Recently, representatives from the nation’s oldest national agricultural organization were in Washington to meet with members of Congress and discuss issues that are impacting rural communities across the country. Of importance among these issues is the recently announced merger between AT&T and T-Mobile USA.
In addition to 10 other national rural organizations and governors representing 15 rural states from across the country who understand the profound impact that expanded mobile broadband access will have on the economy and jobs, the National Grange voiced support with the Federal Communications Commission (FCC) on the merger between AT&T and T-Mobile.
Given that access to both wired and mobile high-speed Internet has been a longstanding issue for our members and those communities we represent, a next-generation wireless network offered by a combined AT&T and T-Mobile to areas that have little or no choice for the latest wireless services is a positive move. The promise to deploy the fastest and most reliable wireless broadband technology available to more than 97 percent of the nation, enabled by the convergence of wireless assets from the two companies, will provide tremendous capabilities to residents in rural communities and across the nation that currently do not have access to the latest in mobile broadband service.
First, this is an economic issue. Access to the Internet can make agricultural businesses more efficient and give them access to a great number of customers. For businesses operating in remote areas, reliable Internet access is crucial to the growth and prosperity of the enterprise, which, ultimately, provides jobs within the community.
Second, from a societal perspective, as more services are becoming increasingly digital, people living in rural areas will be able to access the necessary day-to-day capabilities that many urbanites take for granted, such as paying bills, filing taxes, accessing health and educational information, applying for jobs and much more. As America continues transitioning to a more digitally-based society, critical services are being transferred online and many rural residents will be left behind if they do not have access to next-generation mobile broadband Internet.
When our members were in Washington last week, we spent time meeting with congressional members and staff, attending policy briefings, visiting Mount Vernon and marveling at the monuments celebrating our history on the Mall.

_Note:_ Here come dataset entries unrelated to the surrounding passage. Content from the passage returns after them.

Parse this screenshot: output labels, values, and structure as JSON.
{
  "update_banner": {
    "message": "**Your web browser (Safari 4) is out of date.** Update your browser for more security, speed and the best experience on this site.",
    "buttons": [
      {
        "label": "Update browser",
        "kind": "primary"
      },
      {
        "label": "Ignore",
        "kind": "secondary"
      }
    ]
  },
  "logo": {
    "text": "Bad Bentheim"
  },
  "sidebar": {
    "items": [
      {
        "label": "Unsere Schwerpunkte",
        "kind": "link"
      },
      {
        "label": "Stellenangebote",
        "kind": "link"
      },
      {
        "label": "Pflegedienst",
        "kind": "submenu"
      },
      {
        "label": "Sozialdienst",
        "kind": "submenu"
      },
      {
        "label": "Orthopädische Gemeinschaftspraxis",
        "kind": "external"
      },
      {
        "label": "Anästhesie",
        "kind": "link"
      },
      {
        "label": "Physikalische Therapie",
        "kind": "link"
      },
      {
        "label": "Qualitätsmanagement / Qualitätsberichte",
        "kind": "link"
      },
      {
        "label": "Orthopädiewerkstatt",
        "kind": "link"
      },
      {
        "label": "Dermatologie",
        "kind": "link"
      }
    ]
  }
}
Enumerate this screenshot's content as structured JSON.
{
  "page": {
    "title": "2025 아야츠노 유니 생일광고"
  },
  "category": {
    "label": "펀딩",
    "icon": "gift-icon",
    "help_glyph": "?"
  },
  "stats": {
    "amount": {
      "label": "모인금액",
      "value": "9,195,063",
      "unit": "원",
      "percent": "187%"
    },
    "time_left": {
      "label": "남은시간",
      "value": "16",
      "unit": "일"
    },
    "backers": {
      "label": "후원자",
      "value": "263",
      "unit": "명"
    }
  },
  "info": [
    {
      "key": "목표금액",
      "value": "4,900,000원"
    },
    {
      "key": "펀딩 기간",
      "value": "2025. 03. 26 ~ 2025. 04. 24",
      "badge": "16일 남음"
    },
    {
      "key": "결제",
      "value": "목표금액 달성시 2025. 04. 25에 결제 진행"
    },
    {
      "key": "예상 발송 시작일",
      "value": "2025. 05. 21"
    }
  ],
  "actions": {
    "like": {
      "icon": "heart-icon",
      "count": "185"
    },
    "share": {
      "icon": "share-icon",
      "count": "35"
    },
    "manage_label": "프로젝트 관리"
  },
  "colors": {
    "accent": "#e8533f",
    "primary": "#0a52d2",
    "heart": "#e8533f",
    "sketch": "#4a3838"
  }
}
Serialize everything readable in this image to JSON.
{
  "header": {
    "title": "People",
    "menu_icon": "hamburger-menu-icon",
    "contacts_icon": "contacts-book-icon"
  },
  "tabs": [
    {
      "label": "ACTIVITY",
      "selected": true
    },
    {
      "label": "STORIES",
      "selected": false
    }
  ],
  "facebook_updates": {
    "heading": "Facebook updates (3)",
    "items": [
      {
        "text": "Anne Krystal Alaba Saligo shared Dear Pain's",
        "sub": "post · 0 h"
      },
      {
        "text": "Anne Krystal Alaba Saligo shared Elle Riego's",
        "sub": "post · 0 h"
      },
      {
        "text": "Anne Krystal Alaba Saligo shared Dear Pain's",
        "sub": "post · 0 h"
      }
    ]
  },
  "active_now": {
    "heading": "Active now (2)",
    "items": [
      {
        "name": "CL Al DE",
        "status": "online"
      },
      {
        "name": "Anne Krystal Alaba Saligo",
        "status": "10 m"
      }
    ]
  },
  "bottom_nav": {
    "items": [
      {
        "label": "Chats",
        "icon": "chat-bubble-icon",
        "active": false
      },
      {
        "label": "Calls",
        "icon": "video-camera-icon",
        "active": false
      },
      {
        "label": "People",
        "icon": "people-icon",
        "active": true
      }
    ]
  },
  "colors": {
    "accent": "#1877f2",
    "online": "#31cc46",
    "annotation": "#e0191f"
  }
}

Amidst this backdrop, Grange members spent a lot of time thinking about the role of government and responsibility of our leaders formulating policy solutions for the good of the people. Various FCC studies consistently demonstrate that rural America still lags behind urban and suburban broadband connections. In his State of the Union speech, President Obama pledged to connect 98 percent of the nation to wireless broadband technologies in order to effectively promote economic growth, investment and job creation. While we believe the administration should be focused on this goal, in a time of budget deficits, government should not bear this burden. If a combined AT&T/T-Mobile wireless network truly would allow 97 percent of America’s population to be served, including those who struggle daily with inefficient Internet connections, it is difficult to understand reluctance from consumers and policymakers to accept such service offerings.
As evidenced by filings currently populating the FCC docket from diverse groups representing hundreds of thousands of residents in rural and agricultural communities, a merger between AT&T and T-Mobile would be a tremendous step forward for consumers and businesses alike looking for equal digital opportunity.
Ed Luttrell is president of the National Grange. AT&T has made grants to the organization accounting for less than 1/2 of 1 percent of its budget. T-Mobile offers discounted service to the National Grange’s members.